*Task requirements*.
The answer must be the full listing, reproduced word for word.
───── Input records
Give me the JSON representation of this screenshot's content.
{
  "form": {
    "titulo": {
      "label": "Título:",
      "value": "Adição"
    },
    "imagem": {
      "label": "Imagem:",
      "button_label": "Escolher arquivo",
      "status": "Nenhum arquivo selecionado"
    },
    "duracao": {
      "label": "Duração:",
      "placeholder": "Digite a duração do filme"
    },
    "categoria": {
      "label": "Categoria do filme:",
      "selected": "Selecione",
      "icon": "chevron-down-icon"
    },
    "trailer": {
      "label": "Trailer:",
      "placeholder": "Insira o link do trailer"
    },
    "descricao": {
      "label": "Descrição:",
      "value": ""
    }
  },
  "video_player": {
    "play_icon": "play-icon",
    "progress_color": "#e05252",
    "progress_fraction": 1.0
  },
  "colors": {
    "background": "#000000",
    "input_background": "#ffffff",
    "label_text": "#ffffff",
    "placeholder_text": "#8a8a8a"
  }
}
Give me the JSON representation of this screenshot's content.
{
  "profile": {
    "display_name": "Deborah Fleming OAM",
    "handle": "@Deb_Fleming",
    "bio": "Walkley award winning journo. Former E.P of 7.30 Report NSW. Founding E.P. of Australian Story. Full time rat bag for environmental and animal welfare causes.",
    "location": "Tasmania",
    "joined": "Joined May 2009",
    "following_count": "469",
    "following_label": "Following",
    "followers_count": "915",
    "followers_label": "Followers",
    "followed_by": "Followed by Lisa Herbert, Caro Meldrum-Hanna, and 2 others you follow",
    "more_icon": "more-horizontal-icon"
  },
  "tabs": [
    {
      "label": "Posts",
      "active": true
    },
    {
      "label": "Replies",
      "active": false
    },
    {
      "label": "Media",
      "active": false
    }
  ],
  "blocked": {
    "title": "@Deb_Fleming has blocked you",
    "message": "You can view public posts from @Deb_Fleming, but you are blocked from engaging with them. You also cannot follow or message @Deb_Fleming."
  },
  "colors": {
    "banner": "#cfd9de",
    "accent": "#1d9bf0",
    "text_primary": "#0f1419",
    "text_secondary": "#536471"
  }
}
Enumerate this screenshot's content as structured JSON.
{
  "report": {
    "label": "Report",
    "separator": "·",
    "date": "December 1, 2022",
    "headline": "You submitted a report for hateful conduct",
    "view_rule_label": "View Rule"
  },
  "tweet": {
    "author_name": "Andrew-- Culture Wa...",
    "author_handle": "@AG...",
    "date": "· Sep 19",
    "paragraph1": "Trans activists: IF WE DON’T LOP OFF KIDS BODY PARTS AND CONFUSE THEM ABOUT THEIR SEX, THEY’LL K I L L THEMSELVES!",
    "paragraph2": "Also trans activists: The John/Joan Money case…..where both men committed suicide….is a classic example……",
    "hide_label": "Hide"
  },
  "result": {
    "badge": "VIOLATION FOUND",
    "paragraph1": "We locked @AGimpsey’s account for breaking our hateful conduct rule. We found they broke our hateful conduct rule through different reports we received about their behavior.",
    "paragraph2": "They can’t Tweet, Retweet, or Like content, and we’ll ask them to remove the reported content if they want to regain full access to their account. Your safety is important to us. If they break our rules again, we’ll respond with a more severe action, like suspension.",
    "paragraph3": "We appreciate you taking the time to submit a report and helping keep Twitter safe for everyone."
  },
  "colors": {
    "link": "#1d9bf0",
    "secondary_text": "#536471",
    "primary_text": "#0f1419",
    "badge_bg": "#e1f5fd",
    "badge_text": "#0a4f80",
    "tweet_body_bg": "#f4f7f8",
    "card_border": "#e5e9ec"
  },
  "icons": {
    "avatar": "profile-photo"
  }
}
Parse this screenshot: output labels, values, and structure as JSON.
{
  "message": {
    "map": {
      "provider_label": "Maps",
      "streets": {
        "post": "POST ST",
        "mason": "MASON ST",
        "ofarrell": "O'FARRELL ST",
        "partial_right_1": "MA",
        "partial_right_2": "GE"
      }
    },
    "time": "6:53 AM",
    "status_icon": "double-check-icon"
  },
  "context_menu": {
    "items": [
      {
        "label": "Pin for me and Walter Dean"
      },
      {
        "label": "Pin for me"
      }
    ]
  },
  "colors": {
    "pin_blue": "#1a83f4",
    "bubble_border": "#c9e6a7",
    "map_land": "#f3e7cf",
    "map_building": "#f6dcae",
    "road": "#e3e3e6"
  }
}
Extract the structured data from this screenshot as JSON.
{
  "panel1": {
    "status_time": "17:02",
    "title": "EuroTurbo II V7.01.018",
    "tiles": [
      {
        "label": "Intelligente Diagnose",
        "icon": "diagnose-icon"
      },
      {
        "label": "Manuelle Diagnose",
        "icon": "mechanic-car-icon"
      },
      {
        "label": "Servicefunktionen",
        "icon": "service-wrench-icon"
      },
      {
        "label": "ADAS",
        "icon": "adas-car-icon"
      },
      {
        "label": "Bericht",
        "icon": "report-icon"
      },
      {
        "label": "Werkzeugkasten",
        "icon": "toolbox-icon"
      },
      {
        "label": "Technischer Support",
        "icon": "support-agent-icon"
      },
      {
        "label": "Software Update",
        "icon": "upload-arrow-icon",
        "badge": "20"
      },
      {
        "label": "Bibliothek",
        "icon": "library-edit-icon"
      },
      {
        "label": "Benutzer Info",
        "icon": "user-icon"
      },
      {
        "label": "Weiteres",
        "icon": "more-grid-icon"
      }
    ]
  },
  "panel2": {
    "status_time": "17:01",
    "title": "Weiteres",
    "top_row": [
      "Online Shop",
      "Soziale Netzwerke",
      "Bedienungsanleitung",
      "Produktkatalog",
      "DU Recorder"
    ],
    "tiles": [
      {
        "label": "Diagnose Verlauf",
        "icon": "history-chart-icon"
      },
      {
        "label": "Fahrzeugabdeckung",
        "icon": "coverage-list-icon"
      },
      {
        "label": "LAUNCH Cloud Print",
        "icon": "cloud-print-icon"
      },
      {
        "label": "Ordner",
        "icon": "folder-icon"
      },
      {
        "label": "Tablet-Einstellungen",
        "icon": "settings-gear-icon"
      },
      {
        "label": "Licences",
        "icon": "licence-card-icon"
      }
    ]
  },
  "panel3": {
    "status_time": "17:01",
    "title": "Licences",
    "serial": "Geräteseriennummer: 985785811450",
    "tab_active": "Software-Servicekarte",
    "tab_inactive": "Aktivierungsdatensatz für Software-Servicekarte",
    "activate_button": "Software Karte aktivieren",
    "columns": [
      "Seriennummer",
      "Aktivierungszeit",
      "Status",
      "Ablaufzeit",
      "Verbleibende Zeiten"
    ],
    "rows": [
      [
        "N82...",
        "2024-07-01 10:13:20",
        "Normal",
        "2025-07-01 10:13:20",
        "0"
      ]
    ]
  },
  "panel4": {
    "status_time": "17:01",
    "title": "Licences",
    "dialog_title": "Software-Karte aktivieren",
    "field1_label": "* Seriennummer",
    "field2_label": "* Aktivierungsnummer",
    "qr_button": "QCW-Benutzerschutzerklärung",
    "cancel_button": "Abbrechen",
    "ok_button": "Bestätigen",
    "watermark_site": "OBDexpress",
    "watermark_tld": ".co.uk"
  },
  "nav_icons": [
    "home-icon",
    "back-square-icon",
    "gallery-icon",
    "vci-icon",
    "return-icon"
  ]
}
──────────
*Answer to this task*.
Give me the JSON representation of this screenshot's content.
{
  "form": {
    "titulo": {
      "label": "Título:",
      "value": "Adição"
    },
    "imagem": {
      "label": "Imagem:",
      "button_label": "Escolher arquivo",
      "status": "Nenhum arquivo selecionado"
    },
    "duracao": {
      "label": "Duração:",
      "placeholder": "Digite a duração do filme"
    },
    "categoria": {
      "label": "Categoria do filme:",
      "selected": "Selecione",
      "icon": "chevron-down-icon"
    },
    "trailer": {
      "label": "Trailer:",
      "placeholder": "Insira o link do trailer"
    },
    "descricao": {
      "label": "Descrição:",
      "value": ""
    }
  },
  "video_player": {
    "play_icon": "play-icon",
    "progress_color": "#e05252",
    "progress_fraction": 1.0
  },
  "colors": {
    "background": "#000000",
    "input_background": "#ffffff",
    "label_text": "#ffffff",
    "placeholder_text": "#8a8a8a"
  }
}
Give me the JSON representation of this screenshot's content.
{
  "profile": {
    "display_name": "Deborah Fleming OAM",
    "handle": "@Deb_Fleming",
    "bio": "Walkley award winning journo. Former E.P of 7.30 Report NSW. Founding E.P. of Australian Story. Full time rat bag for environmental and animal welfare causes.",
    "location": "Tasmania",
    "joined": "Joined May 2009",
    "following_count": "469",
    "following_label": "Following",
    "followers_count": "915",
    "followers_label": "Followers",
    "followed_by": "Followed by Lisa Herbert, Caro Meldrum-Hanna, and 2 others you follow",
    "more_icon": "more-horizontal-icon"
  },
  "tabs": [
    {
      "label": "Posts",
      "active": true
    },
    {
      "label": "Replies",
      "active": false
    },
    {
      "label": "Media",
      "active": false
    }
  ],
  "blocked": {
    "title": "@Deb_Fleming has blocked you",
    "message": "You can view public posts from @Deb_Fleming, but you are blocked from engaging with them. You also cannot follow or message @Deb_Fleming."
  },
  "colors": {
    "banner": "#cfd9de",
    "accent": "#1d9bf0",
    "text_primary": "#0f1419",
    "text_secondary": "#536471"
  }
}
Enumerate this screenshot's content as structured JSON.
{
  "report": {
    "label": "Report",
    "separator": "·",
    "date": "December 1, 2022",
    "headline": "You submitted a report for hateful conduct",
    "view_rule_label": "View Rule"
  },
  "tweet": {
    "author_name": "Andrew-- Culture Wa...",
    "author_handle": "@AG...",
    "date": "· Sep 19",
    "paragraph1": "Trans activists: IF WE DON’T LOP OFF KIDS BODY PARTS AND CONFUSE THEM ABOUT THEIR SEX, THEY’LL K I L L THEMSELVES!",
    "paragraph2": "Also trans activists: The John/Joan Money case…..where both men committed suicide….is a classic example……",
    "hide_label": "Hide"
  },
  "result": {
    "badge": "VIOLATION FOUND",
    "paragraph1": "We locked @AGimpsey’s account for breaking our hateful conduct rule. We found they broke our hateful conduct rule through different reports we received about their behavior.",
    "paragraph2": "They can’t Tweet, Retweet, or Like content, and we’ll ask them to remove the reported content if they want to regain full access to their account. Your safety is important to us. If they break our rules again, we’ll respond with a more severe action, like suspension.",
    "paragraph3": "We appreciate you taking the time to submit a report and helping keep Twitter safe for everyone."
  },
  "colors": {
    "link": "#1d9bf0",
    "secondary_text": "#536471",
    "primary_text": "#0f1419",
    "badge_bg": "#e1f5fd",
    "badge_text": "#0a4f80",
    "tweet_body_bg": "#f4f7f8",
    "card_border": "#e5e9ec"
  },
  "icons": {
    "avatar": "profile-photo"
  }
}
Parse this screenshot: output labels, values, and structure as JSON.
{
  "message": {
    "map": {
      "provider_label": "Maps",
      "streets": {
        "post": "POST ST",
        "mason": "MASON ST",
        "ofarrell": "O'FARRELL ST",
        "partial_right_1": "MA",
        "partial_right_2": "GE"
      }
    },
    "time": "6:53 AM",
    "status_icon": "double-check-icon"
  },
  "context_menu": {
    "items": [
      {
        "label": "Pin for me and Walter Dean"
      },
      {
        "label": "Pin for me"
      }
    ]
  },
  "colors": {
    "pin_blue": "#1a83f4",
    "bubble_border": "#c9e6a7",
    "map_land": "#f3e7cf",
    "map_building": "#f6dcae",
    "road": "#e3e3e6"
  }
}
Extract the structured data from this screenshot as JSON.
{
  "panel1": {
    "status_time": "17:02",
    "title": "EuroTurbo II V7.01.018",
    "tiles": [
      {
        "label": "Intelligente Diagnose",
        "icon": "diagnose-icon"
      },
      {
        "label": "Manuelle Diagnose",
        "icon": "mechanic-car-icon"
      },
      {
        "label": "Servicefunktionen",
        "icon": "service-wrench-icon"
      },
      {
        "label": "ADAS",
        "icon": "adas-car-icon"
      },
      {
        "label": "Bericht",
        "icon": "report-icon"
      },
      {
        "label": "Werkzeugkasten",
        "icon": "toolbox-icon"
      },
      {
        "label": "Technischer Support",
        "icon": "support-agent-icon"
      },
      {
        "label": "Software Update",
        "icon": "upload-arrow-icon",
        "badge": "20"
      },
      {
        "label": "Bibliothek",
        "icon": "library-edit-icon"
      },
      {
        "label": "Benutzer Info",
        "icon": "user-icon"
      },
      {
        "label": "Weiteres",
        "icon": "more-grid-icon"
      }
    ]
  },
  "panel2": {
    "status_time": "17:01",
    "title": "Weiteres",
    "top_row": [
      "Online Shop",
      "Soziale Netzwerke",
      "Bedienungsanleitung",
      "Produktkatalog",
      "DU Recorder"
    ],
    "tiles": [
      {
        "label": "Diagnose Verlauf",
        "icon": "history-chart-icon"
      },
      {
        "label": "Fahrzeugabdeckung",
        "icon": "coverage-list-icon"
      },
      {
        "label": "LAUNCH Cloud Print",
        "icon": "cloud-print-icon"
      },
      {
        "label": "Ordner",
        "icon": "folder-icon"
      },
      {
        "label": "Tablet-Einstellungen",
        "icon": "settings-gear-icon"
      },
      {
        "label": "Licences",
        "icon": "licence-card-icon"
      }
    ]
  },
  "panel3": {
    "status_time": "17:01",
    "title": "Licences",
    "serial": "Geräteseriennummer: 985785811450",
    "tab_active": "Software-Servicekarte",
    "tab_inactive": "Aktivierungsdatensatz für Software-Servicekarte",
    "activate_button": "Software Karte aktivieren",
    "columns": [
      "Seriennummer",
      "Aktivierungszeit",
      "Status",
      "Ablaufzeit",
      "Verbleibende Zeiten"
    ],
    "rows": [
      [
        "N82...",
        "2024-07-01 10:13:20",
        "Normal",
        "2025-07-01 10:13:20",
        "0"
      ]
    ]
  },
  "panel4": {
    "status_time": "17:01",
    "title": "Licences",
    "dialog_title": "Software-Karte aktivieren",
    "field1_label": "* Seriennummer",
    "field2_label": "* Aktivierungsnummer",
    "qr_button": "QCW-Benutzerschutzerklärung",
    "cancel_button": "Abbrechen",
    "ok_button": "Bestätigen",
    "watermark_site": "OBDexpress",
    "watermark_tld": ".co.uk"
  },
  "nav_icons": [
    "home-icon",
    "back-square-icon",
    "gallery-icon",
    "vci-icon",
    "return-icon"
  ]
}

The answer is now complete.